[Entries from a dataset of interfaces]
^^^^^^^^

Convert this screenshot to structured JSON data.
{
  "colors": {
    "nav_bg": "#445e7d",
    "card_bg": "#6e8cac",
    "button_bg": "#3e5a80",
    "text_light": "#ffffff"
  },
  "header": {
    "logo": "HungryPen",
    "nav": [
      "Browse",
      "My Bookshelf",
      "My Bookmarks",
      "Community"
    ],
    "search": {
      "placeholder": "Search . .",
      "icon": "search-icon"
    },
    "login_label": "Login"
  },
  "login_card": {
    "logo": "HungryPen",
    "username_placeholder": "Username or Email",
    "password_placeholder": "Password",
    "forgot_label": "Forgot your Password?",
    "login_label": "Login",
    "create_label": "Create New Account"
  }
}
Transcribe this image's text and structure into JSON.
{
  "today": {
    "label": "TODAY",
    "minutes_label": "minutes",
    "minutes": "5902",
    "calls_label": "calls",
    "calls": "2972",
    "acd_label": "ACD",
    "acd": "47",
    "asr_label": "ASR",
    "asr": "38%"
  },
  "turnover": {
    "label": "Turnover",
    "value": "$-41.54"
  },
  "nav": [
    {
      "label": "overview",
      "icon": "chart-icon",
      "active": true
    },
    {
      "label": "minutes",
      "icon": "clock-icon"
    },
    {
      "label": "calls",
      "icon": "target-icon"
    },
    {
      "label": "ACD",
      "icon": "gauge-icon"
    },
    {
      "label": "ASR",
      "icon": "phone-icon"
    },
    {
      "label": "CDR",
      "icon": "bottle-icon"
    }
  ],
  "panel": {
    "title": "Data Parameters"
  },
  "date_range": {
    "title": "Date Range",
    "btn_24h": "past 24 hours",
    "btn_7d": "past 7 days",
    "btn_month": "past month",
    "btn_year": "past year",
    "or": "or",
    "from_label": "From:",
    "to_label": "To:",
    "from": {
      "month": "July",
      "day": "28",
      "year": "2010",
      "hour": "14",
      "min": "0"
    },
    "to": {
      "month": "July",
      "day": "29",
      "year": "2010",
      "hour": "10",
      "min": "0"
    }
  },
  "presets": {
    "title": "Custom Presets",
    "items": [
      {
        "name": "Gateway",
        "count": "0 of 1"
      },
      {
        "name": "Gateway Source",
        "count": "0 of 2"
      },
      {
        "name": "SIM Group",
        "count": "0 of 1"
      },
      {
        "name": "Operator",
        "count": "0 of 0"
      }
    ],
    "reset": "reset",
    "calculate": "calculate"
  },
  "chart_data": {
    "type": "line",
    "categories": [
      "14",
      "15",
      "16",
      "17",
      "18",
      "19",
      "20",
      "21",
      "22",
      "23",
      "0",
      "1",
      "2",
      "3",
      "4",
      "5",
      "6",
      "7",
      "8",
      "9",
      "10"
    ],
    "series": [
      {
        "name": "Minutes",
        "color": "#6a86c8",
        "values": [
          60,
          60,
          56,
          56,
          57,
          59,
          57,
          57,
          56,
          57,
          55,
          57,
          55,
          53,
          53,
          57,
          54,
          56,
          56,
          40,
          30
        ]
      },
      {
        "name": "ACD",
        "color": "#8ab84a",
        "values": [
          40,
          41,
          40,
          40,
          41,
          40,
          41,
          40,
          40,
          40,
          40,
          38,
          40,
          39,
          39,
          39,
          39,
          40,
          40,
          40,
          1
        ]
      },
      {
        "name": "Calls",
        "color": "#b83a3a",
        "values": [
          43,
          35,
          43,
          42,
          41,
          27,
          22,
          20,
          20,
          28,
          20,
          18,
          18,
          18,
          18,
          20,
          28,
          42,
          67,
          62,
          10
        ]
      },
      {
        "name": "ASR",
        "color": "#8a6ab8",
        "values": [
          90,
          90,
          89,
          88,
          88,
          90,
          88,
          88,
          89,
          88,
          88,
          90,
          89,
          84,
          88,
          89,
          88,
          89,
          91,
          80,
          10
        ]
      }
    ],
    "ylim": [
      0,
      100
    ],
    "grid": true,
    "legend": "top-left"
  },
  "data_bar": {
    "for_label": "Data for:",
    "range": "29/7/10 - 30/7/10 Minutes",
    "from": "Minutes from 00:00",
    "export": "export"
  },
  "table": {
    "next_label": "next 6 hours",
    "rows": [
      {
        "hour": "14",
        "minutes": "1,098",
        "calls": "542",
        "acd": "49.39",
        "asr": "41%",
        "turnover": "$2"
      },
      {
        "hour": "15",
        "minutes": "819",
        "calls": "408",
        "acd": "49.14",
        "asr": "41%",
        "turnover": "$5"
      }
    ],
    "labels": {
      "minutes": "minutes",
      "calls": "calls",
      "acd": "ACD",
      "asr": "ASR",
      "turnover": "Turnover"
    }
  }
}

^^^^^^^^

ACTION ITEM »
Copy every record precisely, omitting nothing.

SOLUTION FOR THIS PROBLEM »
Convert this screenshot to structured JSON data.
{
  "colors": {
    "nav_bg": "#445e7d",
    "card_bg": "#6e8cac",
    "button_bg": "#3e5a80",
    "text_light": "#ffffff"
  },
  "header": {
    "logo": "HungryPen",
    "nav": [
      "Browse",
      "My Bookshelf",
      "My Bookmarks",
      "Community"
    ],
    "search": {
      "placeholder": "Search . .",
      "icon": "search-icon"
    },
    "login_label": "Login"
  },
  "login_card": {
    "logo": "HungryPen",
    "username_placeholder": "Username or Email",
    "password_placeholder": "Password",
    "forgot_label": "Forgot your Password?",
    "login_label": "Login",
    "create_label": "Create New Account"
  }
}
Transcribe this image's text and structure into JSON.
{
  "today": {
    "label": "TODAY",
    "minutes_label": "minutes",
    "minutes": "5902",
    "calls_label": "calls",
    "calls": "2972",
    "acd_label": "ACD",
    "acd": "47",
    "asr_label": "ASR",
    "asr": "38%"
  },
  "turnover": {
    "label": "Turnover",
    "value": "$-41.54"
  },
  "nav": [
    {
      "label": "overview",
      "icon": "chart-icon",
      "active": true
    },
    {
      "label": "minutes",
      "icon": "clock-icon"
    },
    {
      "label": "calls",
      "icon": "target-icon"
    },
    {
      "label": "ACD",
      "icon": "gauge-icon"
    },
    {
      "label": "ASR",
      "icon": "phone-icon"
    },
    {
      "label": "CDR",
      "icon": "bottle-icon"
    }
  ],
  "panel": {
    "title": "Data Parameters"
  },
  "date_range": {
    "title": "Date Range",
    "btn_24h": "past 24 hours",
    "btn_7d": "past 7 days",
    "btn_month": "past month",
    "btn_year": "past year",
    "or": "or",
    "from_label": "From:",
    "to_label": "To:",
    "from": {
      "month": "July",
      "day": "28",
      "year": "2010",
      "hour": "14",
      "min": "0"
    },
    "to": {
      "month": "July",
      "day": "29",
      "year": "2010",
      "hour": "10",
      "min": "0"
    }
  },
  "presets": {
    "title": "Custom Presets",
    "items": [
      {
        "name": "Gateway",
        "count": "0 of 1"
      },
      {
        "name": "Gateway Source",
        "count": "0 of 2"
      },
      {
        "name": "SIM Group",
        "count": "0 of 1"
      },
      {
        "name": "Operator",
        "count": "0 of 0"
      }
    ],
    "reset": "reset",
    "calculate": "calculate"
  },
  "chart_data": {
    "type": "line",
    "categories": [
      "14",
      "15",
      "16",
      "17",
      "18",
      "19",
      "20",
      "21",
      "22",
      "23",
      "0",
      "1",
      "2",
      "3",
      "4",
      "5",
      "6",
      "7",
      "8",
      "9",
      "10"
    ],
    "series": [
      {
        "name": "Minutes",
        "color": "#6a86c8",
        "values": [
          60,
          60,
          56,
          56,
          57,
          59,
          57,
          57,
          56,
          57,
          55,
          57,
          55,
          53,
          53,
          57,
          54,
          56,
          56,
          40,
          30
        ]
      },
      {
        "name": "ACD",
        "color": "#8ab84a",
        "values": [
          40,
          41,
          40,
          40,
          41,
          40,
          41,
          40,
          40,
          40,
          40,
          38,
          40,
          39,
          39,
          39,
          39,
          40,
          40,
          40,
          1
        ]
      },
      {
        "name": "Calls",
        "color": "#b83a3a",
        "values": [
          43,
          35,
          43,
          42,
          41,
          27,
          22,
          20,
          20,
          28,
          20,
          18,
          18,
          18,
          18,
          20,
          28,
          42,
          67,
          62,
          10
        ]
      },
      {
        "name": "ASR",
        "color": "#8a6ab8",
        "values": [
          90,
          90,
          89,
          88,
          88,
          90,
          88,
          88,
          89,
          88,
          88,
          90,
          89,
          84,
          88,
          89,
          88,
          89,
          91,
          80,
          10
        ]
      }
    ],
    "ylim": [
      0,
      100
    ],
    "grid": true,
    "legend": "top-left"
  },
  "data_bar": {
    "for_label": "Data for:",
    "range": "29/7/10 - 30/7/10 Minutes",
    "from": "Minutes from 00:00",
    "export": "export"
  },
  "table": {
    "next_label": "next 6 hours",
    "rows": [
      {
        "hour": "14",
        "minutes": "1,098",
        "calls": "542",
        "acd": "49.39",
        "asr": "41%",
        "turnover": "$2"
      },
      {
        "hour": "15",
        "minutes": "819",
        "calls": "408",
        "acd": "49.14",
        "asr": "41%",
        "turnover": "$5"
      }
    ],
    "labels": {
      "minutes": "minutes",
      "calls": "calls",
      "acd": "ACD",
      "asr": "ASR",
      "turnover": "Turnover"
    }
  }
}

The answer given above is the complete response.